## What you will do
Find all the lines in the entries below that hold the word "badge" and copy them.

Start of Extracted records

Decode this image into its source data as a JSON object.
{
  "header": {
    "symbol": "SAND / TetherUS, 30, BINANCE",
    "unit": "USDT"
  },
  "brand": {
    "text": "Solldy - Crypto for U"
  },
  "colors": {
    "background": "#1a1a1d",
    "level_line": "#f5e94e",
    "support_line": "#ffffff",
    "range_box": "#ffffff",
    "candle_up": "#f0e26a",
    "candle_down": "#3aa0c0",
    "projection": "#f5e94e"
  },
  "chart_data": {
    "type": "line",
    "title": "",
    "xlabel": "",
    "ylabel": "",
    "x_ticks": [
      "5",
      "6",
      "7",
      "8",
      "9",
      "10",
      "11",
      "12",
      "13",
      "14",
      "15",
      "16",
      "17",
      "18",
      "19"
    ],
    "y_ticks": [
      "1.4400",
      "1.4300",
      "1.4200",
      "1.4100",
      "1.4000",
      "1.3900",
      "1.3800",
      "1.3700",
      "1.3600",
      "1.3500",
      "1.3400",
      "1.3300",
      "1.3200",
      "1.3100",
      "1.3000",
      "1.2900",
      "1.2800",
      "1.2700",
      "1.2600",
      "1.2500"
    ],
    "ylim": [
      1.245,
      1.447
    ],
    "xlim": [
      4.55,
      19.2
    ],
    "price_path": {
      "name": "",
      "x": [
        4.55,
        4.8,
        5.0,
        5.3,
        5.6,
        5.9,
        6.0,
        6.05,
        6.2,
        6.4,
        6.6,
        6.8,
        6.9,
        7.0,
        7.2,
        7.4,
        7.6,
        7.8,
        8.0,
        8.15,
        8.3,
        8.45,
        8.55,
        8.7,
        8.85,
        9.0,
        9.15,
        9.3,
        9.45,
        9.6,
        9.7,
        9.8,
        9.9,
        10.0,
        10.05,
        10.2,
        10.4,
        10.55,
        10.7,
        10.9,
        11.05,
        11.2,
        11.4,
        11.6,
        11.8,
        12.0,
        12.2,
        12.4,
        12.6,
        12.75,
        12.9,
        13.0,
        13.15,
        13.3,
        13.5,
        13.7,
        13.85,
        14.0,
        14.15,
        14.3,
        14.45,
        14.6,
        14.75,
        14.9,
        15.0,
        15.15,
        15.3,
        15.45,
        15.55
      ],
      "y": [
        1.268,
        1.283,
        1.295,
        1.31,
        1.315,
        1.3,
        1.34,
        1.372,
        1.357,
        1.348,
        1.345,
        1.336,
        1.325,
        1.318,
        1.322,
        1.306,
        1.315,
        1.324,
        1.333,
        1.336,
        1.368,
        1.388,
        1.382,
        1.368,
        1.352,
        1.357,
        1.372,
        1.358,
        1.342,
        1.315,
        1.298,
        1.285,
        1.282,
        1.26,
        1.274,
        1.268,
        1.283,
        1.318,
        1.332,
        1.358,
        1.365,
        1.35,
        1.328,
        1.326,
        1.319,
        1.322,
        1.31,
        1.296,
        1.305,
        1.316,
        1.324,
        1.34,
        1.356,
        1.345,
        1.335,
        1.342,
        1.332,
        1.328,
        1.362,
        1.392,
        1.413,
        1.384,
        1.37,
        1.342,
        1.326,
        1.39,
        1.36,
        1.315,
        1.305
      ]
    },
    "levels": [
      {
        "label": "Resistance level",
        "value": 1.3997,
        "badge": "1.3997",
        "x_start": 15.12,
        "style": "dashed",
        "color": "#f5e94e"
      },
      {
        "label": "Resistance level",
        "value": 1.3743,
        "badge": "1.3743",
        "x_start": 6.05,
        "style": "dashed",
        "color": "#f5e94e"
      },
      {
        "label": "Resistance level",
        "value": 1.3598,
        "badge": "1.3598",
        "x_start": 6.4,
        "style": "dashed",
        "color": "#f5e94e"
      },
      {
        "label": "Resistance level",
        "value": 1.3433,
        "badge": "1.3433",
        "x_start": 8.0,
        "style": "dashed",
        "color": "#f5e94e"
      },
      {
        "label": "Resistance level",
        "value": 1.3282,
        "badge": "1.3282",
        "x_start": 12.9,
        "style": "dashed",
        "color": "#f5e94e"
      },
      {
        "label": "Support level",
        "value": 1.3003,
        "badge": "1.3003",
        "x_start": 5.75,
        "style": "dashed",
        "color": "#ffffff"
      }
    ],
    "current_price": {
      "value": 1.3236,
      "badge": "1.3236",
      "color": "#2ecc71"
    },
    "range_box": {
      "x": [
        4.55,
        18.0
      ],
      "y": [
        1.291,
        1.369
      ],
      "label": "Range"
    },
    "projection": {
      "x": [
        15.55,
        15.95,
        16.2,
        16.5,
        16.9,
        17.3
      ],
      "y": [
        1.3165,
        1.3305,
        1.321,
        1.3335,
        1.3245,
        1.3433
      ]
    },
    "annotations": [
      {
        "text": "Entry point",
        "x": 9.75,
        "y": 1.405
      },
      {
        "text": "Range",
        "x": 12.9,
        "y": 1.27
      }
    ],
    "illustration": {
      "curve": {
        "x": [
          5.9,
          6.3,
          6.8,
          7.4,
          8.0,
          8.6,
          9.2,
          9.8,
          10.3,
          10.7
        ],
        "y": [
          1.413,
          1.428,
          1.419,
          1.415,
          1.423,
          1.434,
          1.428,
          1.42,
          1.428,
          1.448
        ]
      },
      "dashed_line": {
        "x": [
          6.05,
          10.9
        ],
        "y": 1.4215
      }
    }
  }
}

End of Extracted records

## Written response
        "badge": "1.3997",
        "badge": "1.3743",
        "badge": "1.3598",
        "badge": "1.3433",
        "badge": "1.3282",
        "badge": "1.3003",
      "badge": "1.3236",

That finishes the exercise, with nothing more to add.